The rule change was proposed by the Minnesota Pollution Control Agency under Gov. Tim Walz's administration. It is being challenged by state Republican legislators, who this session introduced a bill that would halt it and curb the agency's power to regulate vehicle emissions.

MPCA spokesperson Mary Robinson said that if the rule change is implemented, dealers would still be able to trade for cars across state lines because California's low-emission vehicle standard, or LEV, is essentially identical to the federal greenhouse gas emission standard.

That could change if the state and federal standards were ever to diverge.

But even if they were at odds, Robinson said, a Minnesota dealer would still be able to trade one LEV-certified vehicle for another with an out-of-state business. Dealers would not, however, be able to trade for non-LEV-certified cars.

Such a divergence could prove troublesome for dealers that rely on trades, which continue to be popular. Nelson estimated that around 400 of the roughly 1,000 new cars that Nelson Auto Center sells each year acquired by trade.

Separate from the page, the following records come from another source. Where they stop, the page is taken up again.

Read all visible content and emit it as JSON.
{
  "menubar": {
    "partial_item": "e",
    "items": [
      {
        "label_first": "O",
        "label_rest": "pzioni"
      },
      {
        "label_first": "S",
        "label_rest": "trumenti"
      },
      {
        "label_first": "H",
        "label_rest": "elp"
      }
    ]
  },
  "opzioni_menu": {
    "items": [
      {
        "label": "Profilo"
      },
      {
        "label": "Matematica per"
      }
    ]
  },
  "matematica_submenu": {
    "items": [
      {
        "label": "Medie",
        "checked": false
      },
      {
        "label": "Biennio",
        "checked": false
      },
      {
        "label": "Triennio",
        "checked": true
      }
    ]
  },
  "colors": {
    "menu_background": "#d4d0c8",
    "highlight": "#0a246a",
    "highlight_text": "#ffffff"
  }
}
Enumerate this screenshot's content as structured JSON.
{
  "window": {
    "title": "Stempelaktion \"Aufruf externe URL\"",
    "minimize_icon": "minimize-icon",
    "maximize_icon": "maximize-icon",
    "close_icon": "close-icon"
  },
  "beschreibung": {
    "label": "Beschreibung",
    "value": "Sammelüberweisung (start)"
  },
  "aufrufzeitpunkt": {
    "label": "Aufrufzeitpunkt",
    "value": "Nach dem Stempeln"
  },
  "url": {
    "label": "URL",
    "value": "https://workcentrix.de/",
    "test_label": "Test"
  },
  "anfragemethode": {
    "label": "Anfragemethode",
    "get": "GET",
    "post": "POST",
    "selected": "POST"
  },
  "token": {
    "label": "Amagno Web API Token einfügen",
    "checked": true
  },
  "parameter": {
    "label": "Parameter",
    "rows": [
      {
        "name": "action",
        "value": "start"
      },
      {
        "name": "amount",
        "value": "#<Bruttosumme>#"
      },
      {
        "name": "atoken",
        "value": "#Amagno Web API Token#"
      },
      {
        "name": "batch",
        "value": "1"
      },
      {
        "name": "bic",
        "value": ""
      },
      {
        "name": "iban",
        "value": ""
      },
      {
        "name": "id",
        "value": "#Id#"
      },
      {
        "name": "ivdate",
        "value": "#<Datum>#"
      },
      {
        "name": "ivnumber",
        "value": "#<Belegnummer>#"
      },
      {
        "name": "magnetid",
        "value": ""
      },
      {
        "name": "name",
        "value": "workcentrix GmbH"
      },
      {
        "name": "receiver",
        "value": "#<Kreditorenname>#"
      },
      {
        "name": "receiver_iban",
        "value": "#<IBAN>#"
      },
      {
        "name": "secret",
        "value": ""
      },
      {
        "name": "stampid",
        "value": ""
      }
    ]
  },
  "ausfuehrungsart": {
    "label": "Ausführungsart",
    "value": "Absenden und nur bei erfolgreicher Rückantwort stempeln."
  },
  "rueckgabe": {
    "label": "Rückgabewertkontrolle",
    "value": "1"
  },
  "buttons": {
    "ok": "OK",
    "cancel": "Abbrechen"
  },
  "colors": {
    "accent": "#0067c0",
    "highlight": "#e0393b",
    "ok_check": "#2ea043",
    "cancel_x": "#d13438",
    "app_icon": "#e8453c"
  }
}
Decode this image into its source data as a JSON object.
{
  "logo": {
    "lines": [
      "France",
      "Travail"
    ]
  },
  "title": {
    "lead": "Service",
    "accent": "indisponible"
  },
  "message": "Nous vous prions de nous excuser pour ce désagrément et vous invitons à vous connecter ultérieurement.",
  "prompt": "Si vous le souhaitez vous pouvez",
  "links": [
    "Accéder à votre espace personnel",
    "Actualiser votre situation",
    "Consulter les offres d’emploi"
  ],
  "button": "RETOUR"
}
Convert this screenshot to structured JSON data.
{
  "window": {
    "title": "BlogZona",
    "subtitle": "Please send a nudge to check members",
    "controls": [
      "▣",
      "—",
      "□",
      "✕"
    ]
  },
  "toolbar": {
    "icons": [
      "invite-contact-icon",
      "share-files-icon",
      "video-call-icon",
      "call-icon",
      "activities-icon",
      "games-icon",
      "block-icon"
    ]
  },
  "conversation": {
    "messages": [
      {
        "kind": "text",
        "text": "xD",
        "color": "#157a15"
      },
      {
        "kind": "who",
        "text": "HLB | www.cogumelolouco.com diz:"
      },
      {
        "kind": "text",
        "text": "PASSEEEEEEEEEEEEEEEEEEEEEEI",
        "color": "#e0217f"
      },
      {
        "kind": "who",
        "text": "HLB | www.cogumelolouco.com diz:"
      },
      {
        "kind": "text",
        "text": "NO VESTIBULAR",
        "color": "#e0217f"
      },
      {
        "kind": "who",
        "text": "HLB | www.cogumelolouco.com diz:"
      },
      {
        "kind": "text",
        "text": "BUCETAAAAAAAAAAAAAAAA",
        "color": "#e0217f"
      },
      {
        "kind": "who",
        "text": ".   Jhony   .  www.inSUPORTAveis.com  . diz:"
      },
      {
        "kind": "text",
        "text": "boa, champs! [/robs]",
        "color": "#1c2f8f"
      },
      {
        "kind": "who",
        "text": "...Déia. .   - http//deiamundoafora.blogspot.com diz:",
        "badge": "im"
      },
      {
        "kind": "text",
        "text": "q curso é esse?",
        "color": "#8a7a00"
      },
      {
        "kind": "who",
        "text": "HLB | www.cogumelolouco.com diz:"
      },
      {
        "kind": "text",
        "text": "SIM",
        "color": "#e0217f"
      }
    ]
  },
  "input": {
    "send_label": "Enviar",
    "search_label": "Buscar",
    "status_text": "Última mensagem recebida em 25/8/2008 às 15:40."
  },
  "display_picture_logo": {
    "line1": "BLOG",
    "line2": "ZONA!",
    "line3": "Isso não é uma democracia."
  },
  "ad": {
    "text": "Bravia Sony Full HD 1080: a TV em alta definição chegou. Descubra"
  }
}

"A lot of times I find them out of Fargo," Nelson said. "It can be anywhere."

Hawkins Chevrolet owner Tom Hawkins said his Fairmont dealership frequently trades new cars with associates in Iowa and South Dakota. The rule change, he said "would put us at a huge disadvantage."

Critics of the rule change, as well as the Minnesota Automobile Dealers Association, also take issue with its potential to drive up new car prices. According to one U.S. Environmental Protection Agency report, clean car standards could increase upfront costs by about $800.

The same report found that those standards save motorists on operating costs over the course in the long run.

Car dealers, meanwhile, say they aren't opposed to cleaner vehicles or electric powered ones. But for the most part, they said there isn't much of a demand for them in the region.

Steve Whitaker, president of Whitaker Buick GMC in Forest Lake, said that if new standards are to be adopted then they should be the same for all states.

"It's not that we aren't concerned about the environment because we are," he said.

The MPCA is slated to publish a state-specific analysis on the clean car proposal, which will include cost estimates, this spring. The language of the proposal itself is slated to be published and opened for public comment at the same time.

The state Senate version of the bill that would kneecap the program has been approved by two chamber committees, though it has made less progress in the House.